(Activity): The records that follow are to be given again exactly.

BEGIN Exercise data

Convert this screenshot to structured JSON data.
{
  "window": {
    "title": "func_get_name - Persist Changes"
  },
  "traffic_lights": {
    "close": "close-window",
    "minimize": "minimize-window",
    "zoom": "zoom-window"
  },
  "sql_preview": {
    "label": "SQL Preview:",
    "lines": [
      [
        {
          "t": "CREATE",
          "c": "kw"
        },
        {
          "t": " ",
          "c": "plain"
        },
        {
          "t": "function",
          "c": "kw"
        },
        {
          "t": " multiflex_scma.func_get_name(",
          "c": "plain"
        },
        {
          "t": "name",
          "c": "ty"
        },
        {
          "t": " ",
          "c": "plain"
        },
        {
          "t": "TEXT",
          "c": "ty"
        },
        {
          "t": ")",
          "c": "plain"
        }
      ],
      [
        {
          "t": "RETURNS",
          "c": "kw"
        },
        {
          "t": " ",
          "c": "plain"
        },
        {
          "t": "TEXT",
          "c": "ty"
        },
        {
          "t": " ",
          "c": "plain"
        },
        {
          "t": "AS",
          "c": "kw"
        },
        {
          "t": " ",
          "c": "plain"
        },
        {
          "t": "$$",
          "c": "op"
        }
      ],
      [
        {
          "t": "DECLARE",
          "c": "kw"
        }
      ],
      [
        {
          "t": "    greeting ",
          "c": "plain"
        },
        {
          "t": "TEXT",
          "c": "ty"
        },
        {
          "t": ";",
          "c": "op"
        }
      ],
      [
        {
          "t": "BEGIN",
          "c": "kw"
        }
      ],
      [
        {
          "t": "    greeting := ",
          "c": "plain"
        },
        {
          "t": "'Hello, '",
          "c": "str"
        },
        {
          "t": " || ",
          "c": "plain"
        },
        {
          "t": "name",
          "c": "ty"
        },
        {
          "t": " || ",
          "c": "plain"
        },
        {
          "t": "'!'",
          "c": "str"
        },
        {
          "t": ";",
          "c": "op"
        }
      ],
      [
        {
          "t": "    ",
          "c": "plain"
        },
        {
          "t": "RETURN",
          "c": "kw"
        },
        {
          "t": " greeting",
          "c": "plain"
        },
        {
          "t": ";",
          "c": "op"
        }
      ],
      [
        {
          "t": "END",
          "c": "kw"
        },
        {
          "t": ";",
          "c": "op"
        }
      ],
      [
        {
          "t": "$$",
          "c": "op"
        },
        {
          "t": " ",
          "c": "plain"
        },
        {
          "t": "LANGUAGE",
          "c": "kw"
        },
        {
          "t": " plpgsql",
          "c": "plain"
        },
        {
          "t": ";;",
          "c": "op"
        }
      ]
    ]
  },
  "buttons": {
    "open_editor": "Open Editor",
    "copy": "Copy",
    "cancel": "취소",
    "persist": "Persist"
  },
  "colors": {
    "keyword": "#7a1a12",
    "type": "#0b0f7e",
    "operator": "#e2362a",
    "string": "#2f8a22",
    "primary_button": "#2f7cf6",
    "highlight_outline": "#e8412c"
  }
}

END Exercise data

(Written response):
Convert this screenshot to structured JSON data.
{
  "window": {
    "title": "func_get_name - Persist Changes"
  },
  "traffic_lights": {
    "close": "close-window",
    "minimize": "minimize-window",
    "zoom": "zoom-window"
  },
  "sql_preview": {
    "label": "SQL Preview:",
    "lines": [
      [
        {
          "t": "CREATE",
          "c": "kw"
        },
        {
          "t": " ",
          "c": "plain"
        },
        {
          "t": "function",
          "c": "kw"
        },
        {
          "t": " multiflex_scma.func_get_name(",
          "c": "plain"
        },
        {
          "t": "name",
          "c": "ty"
        },
        {
          "t": " ",
          "c": "plain"
        },
        {
          "t": "TEXT",
          "c": "ty"
        },
        {
          "t": ")",
          "c": "plain"
        }
      ],
      [
        {
          "t": "RETURNS",
          "c": "kw"
        },
        {
          "t": " ",
          "c": "plain"
        },
        {
          "t": "TEXT",
          "c": "ty"
        },
        {
          "t": " ",
          "c": "plain"
        },
        {
          "t": "AS",
          "c": "kw"
        },
        {
          "t": " ",
          "c": "plain"
        },
        {
          "t": "$$",
          "c": "op"
        }
      ],
      [
        {
          "t": "DECLARE",
          "c": "kw"
        }
      ],
      [
        {
          "t": "    greeting ",
          "c": "plain"
        },
        {
          "t": "TEXT",
          "c": "ty"
        },
        {
          "t": ";",
          "c": "op"
        }
      ],
      [
        {
          "t": "BEGIN",
          "c": "kw"
        }
      ],
      [
        {
          "t": "    greeting := ",
          "c": "plain"
        },
        {
          "t": "'Hello, '",
          "c": "str"
        },
        {
          "t": " || ",
          "c": "plain"
        },
        {
          "t": "name",
          "c": "ty"
        },
        {
          "t": " || ",
          "c": "plain"
        },
        {
          "t": "'!'",
          "c": "str"
        },
        {
          "t": ";",
          "c": "op"
        }
      ],
      [
        {
          "t": "    ",
          "c": "plain"
        },
        {
          "t": "RETURN",
          "c": "kw"
        },
        {
          "t": " greeting",
          "c": "plain"
        },
        {
          "t": ";",
          "c": "op"
        }
      ],
      [
        {
          "t": "END",
          "c": "kw"
        },
        {
          "t": ";",
          "c": "op"
        }
      ],
      [
        {
          "t": "$$",
          "c": "op"
        },
        {
          "t": " ",
          "c": "plain"
        },
        {
          "t": "LANGUAGE",
          "c": "kw"
        },
        {
          "t": " plpgsql",
          "c": "plain"
        },
        {
          "t": ";;",
          "c": "op"
        }
      ]
    ]
  },
  "buttons": {
    "open_editor": "Open Editor",
    "copy": "Copy",
    "cancel": "취소",
    "persist": "Persist"
  },
  "colors": {
    "keyword": "#7a1a12",
    "type": "#0b0f7e",
    "operator": "#e2362a",
    "string": "#2f8a22",
    "primary_button": "#2f7cf6",
    "highlight_outline": "#e8412c"
  }
}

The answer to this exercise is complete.